- Cosmopolitan distribution: Range extends across all or most of the world in appropriate habitats
- Ephemeral: Having a short life cycle
- Perennial: (Of a plant) living for several years, generally bloom for one season, (of a stream or spring) flowing throughout the year
- Annual: (Of a plant) dying every winter, produce more flowers over more time
- Asl/Amsl: Above (mean) sea level
- Masl/Mamsl: Meters above (mean) sea level
- National Audubon Society Field Guide to Reptiles and Amphibians: North America
- Peterson Field Guide to Reptiles and Amphibians of Eastern and Central North America, Fourth Edition; Peterson Field Guide to Western Reptiles and Amphibians
Day of the Event
First of all, do not panic. Panicking will only make you go slower and cause unnecessary mistakes. Make sure that both you and your partner are calm and relaxed, confident, and ready to blow away your competition. Bring two pencils and pens, just in case. Make sure you don't speak loudly, talk in hushed tones or whispers. Write neatly and legibly. Be 100% sure that the station you're on is the station you are writing answers for on your answer sheet.
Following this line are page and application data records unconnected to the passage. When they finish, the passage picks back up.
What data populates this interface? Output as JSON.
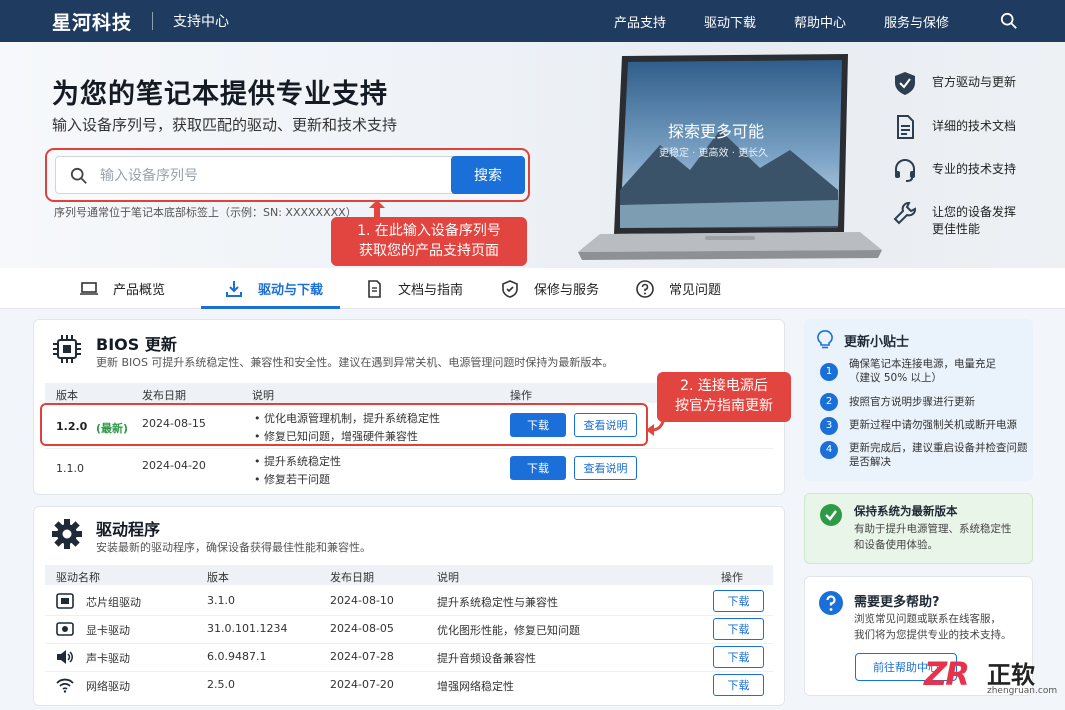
{
  "topbar": {
    "brand": "星河科技",
    "subtitle": "支持中心",
    "nav": [
      "产品支持",
      "驱动下载",
      "帮助中心",
      "服务与保修"
    ]
  },
  "hero": {
    "title": "为您的笔记本提供专业支持",
    "subtitle": "输入设备序列号，获取匹配的驱动、更新和技术支持",
    "search_placeholder": "输入设备序列号",
    "search_button": "搜索",
    "note": "序列号通常位于笔记本底部标签上（示例：SN: XXXXXXXX）",
    "callout_line1": "1. 在此输入设备序列号",
    "callout_line2": "获取您的产品支持页面",
    "laptop_screen_title": "探索更多可能",
    "laptop_screen_sub": "更稳定 · 更高效 · 更长久",
    "features": [
      "官方驱动与更新",
      "详细的技术文档",
      "专业的技术支持",
      "让您的设备发挥",
      "更佳性能"
    ]
  },
  "tabs": [
    "产品概览",
    "驱动与下载",
    "文档与指南",
    "保修与服务",
    "常见问题"
  ],
  "bios": {
    "title": "BIOS 更新",
    "desc": "更新 BIOS 可提升系统稳定性、兼容性和安全性。建议在遇到异常关机、电源管理问题时保持为最新版本。",
    "columns": [
      "版本",
      "发布日期",
      "说明",
      "操作"
    ],
    "rows": [
      {
        "version": "1.2.0",
        "tag": "(最新)",
        "date": "2024-08-15",
        "notes": [
          "• 优化电源管理机制，提升系统稳定性",
          "• 修复已知问题，增强硬件兼容性"
        ],
        "download": "下载",
        "details": "查看说明"
      },
      {
        "version": "1.1.0",
        "tag": "",
        "date": "2024-04-20",
        "notes": [
          "• 提升系统稳定性",
          "• 修复若干问题"
        ],
        "download": "下载",
        "details": "查看说明"
      }
    ],
    "callout_line1": "2. 连接电源后",
    "callout_line2": "按官方指南更新"
  },
  "drivers": {
    "title": "驱动程序",
    "desc": "安装最新的驱动程序，确保设备获得最佳性能和兼容性。",
    "columns": [
      "驱动名称",
      "版本",
      "发布日期",
      "说明",
      "操作"
    ],
    "rows": [
      {
        "name": "芯片组驱动",
        "version": "3.1.0",
        "date": "2024-08-10",
        "desc": "提升系统稳定性与兼容性",
        "action": "下载"
      },
      {
        "name": "显卡驱动",
        "version": "31.0.101.1234",
        "date": "2024-08-05",
        "desc": "优化图形性能，修复已知问题",
        "action": "下载"
      },
      {
        "name": "声卡驱动",
        "version": "6.0.9487.1",
        "date": "2024-07-28",
        "desc": "提升音频设备兼容性",
        "action": "下载"
      },
      {
        "name": "网络驱动",
        "version": "2.5.0",
        "date": "2024-07-20",
        "desc": "增强网络稳定性",
        "action": "下载"
      }
    ]
  },
  "tips": {
    "title": "更新小贴士",
    "items": [
      {
        "num": "1",
        "line1": "确保笔记本连接电源，电量充足",
        "line2": "（建议 50% 以上）"
      },
      {
        "num": "2",
        "line1": "按照官方说明步骤进行更新",
        "line2": ""
      },
      {
        "num": "3",
        "line1": "更新过程中请勿强制关机或断开电源",
        "line2": ""
      },
      {
        "num": "4",
        "line1": "更新完成后，建议重启设备并检查问题",
        "line2": "是否解决"
      }
    ]
  },
  "ok": {
    "title": "保持系统为最新版本",
    "line1": "有助于提升电源管理、系统稳定性",
    "line2": "和设备使用体验。"
  },
  "help": {
    "title": "需要更多帮助?",
    "line1": "浏览常见问题或联系在线客服，",
    "line2": "我们将为您提供专业的技术支持。",
    "button": "前往帮助中心"
  },
  "watermark": {
    "logo": "ZR",
    "name": "正软",
    "url": "zhengruan.com"
  },
  "colors": {
    "nav_bg": "#1f3b5f",
    "accent": "#1a6fd8",
    "callout": "#e2453f",
    "success": "#2e9a47"
  }
}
Do not spend more than half of the time trying to identify the specimen, go on to the questions and try to figure them out logically.
1. Identify the family and genus of this lizard
2. What kind of teeth does this species of lizards have?
3. Are these lizards principally herbivores or carnivores?
1. Identify the family and genus of this lizard
2. What is unique about the way certain species of this lizard produce?
3. What do these lizards eat?